Cameroon concedes that soldiers committed Valentine’s Day massacre

The Cameroonian government has concluded that its military killed three women and 10 children in a massacre in February this year. The massacre took place in Ngarbuh village in the English-speaking part of the country, where the government has been engaged in conflict since 2016 with separatist rebels.

This admission comes after the government initially denied responsibility, following Human Rights Watch’s first report of the incident, claiming instead that it was “an unfortunate accident”. Joseph Beti Assomo, the defense minister, said that the army had acted “professional as usual”. 

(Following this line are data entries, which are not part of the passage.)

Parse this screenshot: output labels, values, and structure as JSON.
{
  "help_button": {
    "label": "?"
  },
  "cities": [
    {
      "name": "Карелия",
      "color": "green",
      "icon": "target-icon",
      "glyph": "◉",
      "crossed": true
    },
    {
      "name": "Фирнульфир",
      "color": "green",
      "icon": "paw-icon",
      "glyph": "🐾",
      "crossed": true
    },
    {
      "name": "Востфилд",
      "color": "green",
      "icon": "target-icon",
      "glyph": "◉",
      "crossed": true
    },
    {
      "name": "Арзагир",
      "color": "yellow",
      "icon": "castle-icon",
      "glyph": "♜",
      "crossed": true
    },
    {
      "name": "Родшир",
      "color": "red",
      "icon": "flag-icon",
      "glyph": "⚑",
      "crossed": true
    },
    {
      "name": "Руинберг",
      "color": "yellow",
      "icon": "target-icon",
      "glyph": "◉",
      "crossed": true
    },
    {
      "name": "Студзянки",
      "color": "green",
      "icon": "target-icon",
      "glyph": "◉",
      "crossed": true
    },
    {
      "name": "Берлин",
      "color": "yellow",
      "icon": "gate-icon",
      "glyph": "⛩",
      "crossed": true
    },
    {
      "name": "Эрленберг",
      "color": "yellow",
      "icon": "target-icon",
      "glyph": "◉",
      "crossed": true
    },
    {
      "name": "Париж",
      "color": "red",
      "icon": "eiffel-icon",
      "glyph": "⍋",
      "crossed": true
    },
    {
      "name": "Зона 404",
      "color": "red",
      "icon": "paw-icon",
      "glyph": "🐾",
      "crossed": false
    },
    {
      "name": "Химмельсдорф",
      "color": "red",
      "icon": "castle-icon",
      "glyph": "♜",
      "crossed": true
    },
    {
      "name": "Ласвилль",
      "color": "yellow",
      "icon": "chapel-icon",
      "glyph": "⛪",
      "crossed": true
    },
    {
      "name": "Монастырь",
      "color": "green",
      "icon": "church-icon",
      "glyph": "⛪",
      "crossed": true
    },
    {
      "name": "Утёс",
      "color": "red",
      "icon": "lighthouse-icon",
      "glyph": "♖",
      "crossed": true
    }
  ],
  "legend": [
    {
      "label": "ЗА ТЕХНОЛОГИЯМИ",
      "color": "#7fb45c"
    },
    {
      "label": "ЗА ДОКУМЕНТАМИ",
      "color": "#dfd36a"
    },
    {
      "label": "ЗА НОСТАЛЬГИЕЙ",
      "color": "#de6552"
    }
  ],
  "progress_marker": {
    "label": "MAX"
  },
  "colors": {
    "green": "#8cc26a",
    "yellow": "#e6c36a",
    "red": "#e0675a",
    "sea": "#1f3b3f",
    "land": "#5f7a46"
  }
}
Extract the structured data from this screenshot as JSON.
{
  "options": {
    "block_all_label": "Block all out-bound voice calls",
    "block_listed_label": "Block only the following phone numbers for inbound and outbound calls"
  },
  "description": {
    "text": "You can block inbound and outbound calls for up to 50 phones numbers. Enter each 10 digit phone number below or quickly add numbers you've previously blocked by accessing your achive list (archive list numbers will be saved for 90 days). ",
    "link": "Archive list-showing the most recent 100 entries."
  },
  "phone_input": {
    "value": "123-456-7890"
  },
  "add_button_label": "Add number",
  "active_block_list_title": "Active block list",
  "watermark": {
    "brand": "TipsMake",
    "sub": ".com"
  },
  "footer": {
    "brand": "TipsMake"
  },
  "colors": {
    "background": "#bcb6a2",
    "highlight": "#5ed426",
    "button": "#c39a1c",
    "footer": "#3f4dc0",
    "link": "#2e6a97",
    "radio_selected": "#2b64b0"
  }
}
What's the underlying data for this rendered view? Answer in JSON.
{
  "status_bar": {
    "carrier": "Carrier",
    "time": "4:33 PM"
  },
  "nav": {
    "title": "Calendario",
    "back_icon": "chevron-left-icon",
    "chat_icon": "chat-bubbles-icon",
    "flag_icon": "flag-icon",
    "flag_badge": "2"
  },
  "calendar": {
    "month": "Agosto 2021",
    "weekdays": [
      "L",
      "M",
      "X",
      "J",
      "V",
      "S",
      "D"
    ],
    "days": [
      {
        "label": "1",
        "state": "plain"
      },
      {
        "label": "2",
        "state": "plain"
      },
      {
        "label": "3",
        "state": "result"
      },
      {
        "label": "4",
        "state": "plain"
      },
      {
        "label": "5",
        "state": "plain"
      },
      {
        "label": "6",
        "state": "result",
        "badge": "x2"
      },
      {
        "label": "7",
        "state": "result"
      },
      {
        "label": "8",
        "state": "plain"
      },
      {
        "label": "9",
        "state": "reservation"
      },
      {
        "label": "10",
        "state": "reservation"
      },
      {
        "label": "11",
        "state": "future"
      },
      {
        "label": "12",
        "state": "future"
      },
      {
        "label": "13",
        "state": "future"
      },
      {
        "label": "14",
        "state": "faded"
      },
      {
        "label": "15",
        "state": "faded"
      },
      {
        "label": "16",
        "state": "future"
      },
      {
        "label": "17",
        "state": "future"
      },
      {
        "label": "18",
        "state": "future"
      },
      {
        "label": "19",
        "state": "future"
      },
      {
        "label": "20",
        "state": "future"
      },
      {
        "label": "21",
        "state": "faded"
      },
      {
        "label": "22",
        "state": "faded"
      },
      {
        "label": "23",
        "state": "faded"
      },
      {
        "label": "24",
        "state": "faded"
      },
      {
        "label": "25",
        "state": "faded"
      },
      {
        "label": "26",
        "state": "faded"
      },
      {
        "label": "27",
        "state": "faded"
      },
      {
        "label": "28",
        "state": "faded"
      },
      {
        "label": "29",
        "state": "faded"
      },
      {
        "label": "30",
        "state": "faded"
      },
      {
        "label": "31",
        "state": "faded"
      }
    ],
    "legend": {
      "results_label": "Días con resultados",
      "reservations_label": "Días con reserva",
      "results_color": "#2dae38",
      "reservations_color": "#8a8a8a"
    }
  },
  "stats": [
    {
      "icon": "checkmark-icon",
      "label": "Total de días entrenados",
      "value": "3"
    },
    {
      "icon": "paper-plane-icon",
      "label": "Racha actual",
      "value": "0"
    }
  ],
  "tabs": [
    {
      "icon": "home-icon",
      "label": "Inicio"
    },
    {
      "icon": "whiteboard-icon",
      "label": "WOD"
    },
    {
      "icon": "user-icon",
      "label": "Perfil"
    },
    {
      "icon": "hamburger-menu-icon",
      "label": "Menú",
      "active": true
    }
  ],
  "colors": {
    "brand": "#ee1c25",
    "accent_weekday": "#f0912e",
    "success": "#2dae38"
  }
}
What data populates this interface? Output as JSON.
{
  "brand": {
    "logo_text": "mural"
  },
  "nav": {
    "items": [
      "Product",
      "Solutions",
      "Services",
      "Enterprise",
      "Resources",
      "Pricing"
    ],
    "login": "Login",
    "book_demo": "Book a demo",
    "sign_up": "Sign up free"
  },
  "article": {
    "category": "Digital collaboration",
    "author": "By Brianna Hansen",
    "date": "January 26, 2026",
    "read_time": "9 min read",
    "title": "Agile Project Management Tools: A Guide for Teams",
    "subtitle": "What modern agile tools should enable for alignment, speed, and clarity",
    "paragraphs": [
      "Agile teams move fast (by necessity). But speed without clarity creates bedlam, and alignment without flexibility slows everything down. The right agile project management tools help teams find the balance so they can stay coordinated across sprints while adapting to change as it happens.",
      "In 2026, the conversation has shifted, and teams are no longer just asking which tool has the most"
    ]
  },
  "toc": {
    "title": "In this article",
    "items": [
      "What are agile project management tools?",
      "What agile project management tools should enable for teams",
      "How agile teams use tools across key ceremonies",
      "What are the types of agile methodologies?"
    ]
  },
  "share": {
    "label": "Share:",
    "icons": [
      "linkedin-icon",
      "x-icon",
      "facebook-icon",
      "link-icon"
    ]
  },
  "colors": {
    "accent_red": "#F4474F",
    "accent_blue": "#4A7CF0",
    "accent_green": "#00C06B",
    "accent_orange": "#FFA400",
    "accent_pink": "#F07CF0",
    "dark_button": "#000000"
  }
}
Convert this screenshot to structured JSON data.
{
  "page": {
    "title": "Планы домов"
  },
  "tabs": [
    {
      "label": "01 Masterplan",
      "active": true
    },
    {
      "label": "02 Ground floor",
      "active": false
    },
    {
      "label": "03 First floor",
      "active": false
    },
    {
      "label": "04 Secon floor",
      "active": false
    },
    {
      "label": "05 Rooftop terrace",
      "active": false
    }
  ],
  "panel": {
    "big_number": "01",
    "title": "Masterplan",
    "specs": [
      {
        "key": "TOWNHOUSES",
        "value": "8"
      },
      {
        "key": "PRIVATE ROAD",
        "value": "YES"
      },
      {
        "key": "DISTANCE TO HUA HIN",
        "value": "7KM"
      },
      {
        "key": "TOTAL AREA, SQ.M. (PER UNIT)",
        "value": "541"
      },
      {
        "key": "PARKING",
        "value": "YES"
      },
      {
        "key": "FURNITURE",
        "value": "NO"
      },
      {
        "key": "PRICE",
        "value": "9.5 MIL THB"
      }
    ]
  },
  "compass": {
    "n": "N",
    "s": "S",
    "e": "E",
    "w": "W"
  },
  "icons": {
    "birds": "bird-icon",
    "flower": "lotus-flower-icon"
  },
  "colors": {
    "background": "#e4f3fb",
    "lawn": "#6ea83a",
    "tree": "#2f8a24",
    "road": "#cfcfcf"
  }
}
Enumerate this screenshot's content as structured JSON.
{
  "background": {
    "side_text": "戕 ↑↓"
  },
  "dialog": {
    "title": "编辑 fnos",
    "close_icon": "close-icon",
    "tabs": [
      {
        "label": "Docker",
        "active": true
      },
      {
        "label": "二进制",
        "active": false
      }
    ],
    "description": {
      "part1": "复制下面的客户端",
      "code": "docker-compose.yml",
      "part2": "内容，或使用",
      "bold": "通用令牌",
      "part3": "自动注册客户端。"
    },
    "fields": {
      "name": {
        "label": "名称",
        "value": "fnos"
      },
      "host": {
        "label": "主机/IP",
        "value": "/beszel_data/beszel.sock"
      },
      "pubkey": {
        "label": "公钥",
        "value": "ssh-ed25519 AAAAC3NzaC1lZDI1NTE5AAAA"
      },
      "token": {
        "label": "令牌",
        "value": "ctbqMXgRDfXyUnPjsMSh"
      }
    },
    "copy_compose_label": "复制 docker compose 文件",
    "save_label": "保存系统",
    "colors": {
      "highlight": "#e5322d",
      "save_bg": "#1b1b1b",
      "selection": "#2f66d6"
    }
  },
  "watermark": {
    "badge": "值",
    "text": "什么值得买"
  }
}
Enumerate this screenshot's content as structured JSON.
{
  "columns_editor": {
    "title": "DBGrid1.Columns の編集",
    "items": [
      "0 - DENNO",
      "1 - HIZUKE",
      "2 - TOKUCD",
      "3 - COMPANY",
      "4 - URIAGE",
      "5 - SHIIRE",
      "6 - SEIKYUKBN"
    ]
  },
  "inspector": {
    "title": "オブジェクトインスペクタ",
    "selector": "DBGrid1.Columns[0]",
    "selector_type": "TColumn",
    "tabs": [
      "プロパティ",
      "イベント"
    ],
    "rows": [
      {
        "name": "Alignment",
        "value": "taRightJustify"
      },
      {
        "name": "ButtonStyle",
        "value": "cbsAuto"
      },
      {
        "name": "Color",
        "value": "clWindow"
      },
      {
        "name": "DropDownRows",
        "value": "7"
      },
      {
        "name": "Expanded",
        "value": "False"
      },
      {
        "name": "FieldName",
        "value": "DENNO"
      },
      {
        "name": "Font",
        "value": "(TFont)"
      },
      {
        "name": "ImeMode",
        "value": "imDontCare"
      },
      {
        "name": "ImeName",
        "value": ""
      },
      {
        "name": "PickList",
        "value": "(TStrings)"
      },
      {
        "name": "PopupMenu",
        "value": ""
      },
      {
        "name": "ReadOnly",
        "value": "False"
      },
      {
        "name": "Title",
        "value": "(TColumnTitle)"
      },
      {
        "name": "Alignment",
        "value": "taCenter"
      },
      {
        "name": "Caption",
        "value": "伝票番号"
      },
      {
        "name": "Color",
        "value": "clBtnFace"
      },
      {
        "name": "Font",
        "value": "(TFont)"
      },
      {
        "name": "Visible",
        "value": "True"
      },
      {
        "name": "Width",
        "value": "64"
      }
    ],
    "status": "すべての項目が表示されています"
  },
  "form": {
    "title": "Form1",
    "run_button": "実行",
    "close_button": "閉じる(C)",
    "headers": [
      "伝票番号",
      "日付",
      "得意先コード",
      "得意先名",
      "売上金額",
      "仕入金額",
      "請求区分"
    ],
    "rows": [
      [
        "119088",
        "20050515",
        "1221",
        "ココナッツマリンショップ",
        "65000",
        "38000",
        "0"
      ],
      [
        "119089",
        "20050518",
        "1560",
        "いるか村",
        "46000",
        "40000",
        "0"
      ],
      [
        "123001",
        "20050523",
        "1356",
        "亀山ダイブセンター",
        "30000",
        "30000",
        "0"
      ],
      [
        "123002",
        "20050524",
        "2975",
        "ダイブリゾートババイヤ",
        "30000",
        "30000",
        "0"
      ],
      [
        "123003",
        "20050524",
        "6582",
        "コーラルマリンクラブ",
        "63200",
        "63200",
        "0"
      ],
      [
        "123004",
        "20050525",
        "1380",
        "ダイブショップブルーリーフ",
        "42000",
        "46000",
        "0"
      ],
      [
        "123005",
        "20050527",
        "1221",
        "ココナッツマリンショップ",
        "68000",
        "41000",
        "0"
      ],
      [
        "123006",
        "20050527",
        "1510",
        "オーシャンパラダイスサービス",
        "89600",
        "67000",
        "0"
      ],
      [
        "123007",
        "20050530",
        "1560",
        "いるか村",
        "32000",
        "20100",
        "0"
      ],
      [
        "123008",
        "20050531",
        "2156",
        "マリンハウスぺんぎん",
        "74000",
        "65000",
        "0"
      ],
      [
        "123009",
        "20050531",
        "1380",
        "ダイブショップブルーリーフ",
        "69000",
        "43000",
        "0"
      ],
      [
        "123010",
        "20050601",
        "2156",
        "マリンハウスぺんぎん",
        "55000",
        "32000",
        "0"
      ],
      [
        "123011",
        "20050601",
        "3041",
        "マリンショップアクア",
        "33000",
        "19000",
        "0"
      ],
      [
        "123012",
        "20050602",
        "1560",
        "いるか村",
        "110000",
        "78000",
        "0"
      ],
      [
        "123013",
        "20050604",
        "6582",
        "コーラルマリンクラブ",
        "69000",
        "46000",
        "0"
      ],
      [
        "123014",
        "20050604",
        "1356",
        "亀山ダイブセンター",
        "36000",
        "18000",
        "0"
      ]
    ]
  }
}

After enormous public and internal pressure — including lobbying from the UN, Human Rights Watch, civil society organisations and opposition figures —  the government agreed to set up a commission of inquiry.

This inquiry released its report on Tuesday, finding that the army was indeed culpable. Ferdinand Ngoh Ngoh, secretary general in the presidency, said three servicemen and 10 local vigilante members will be prosecuted for the act. 

The government’s casualty figure of 13, however, differs from those of rights organisations.

Human Rights Watch said that government troops, aided by armed ethnic Fulani men, had deliberately killed at least 21 unarmed civilians, including 13 children and one pregnant woman. The United Nations said that 23 people were killed, including nine children under the age of five. Local rights groups put the casualty figures a little higher, at 32, saying others were missing.

The official inquiry said that soldiers had tried to destroy evidence of the killings. “Following an exchange of gunfire, during which five terrorists were killed, and many weapons seized, the detachment discovered that three women and ten children had died because of its action. Panic-stricken, the three servicemen with the help of some members of the vigilante committee, tried to conceal the facts by causing fires,” reads part of the report.

The government has been reluctant to consider mediated dialogue to end the conflict with separatists. Instead, Biya has been keen on using a military approach to quash the uprising which has seen an uptick in violence since 2017. The conflict has caused almost 60 000 people to flee to next door Nigeria, and has internally displaced about 679 000 others, according to UN estimates. More than 3 000 people have been killed as the government moves to “neutralise terrorists”.

Amindeh Blaise Atabong is a media fellow with Germany’s Konrad Adenauer Stiftung.

We make it make sense

If this story helped you navigate your world, subscribe to the M&G today for just R30 for the first three months

Subscribers get access to all our best journalism, subscriber-only newsletters, events and a weekly cryptic crossword.”

Amindeh Blaise Atabong
Amindeh Blaise Atabong is a media fellow with Germany’s Konrad Adenauer Foundation

Related stories

WELCOME TO YOUR M&G

Already a subscriber? Sign in here

Advertising

Latest stories

OPINION| South African audiences want more authentic and accurate diversity...

The media has the power to shape perceptions, so television shows and movies can help shape a positive view of people who feel stereotyped

Interdict threat over new Tendele coal mine in KwaZulu-Natal

Tendele Coal plans to open a new mine despite a court ruling that the licence was unlawfully granted

SAA sale is above board, says Gordhan

The public enterprises minister has said there have been deliberate attempts to undermine the transaction, which is aimed at rehabilitating the airline
Advertising

press releases

Loading latest Press Releases…
×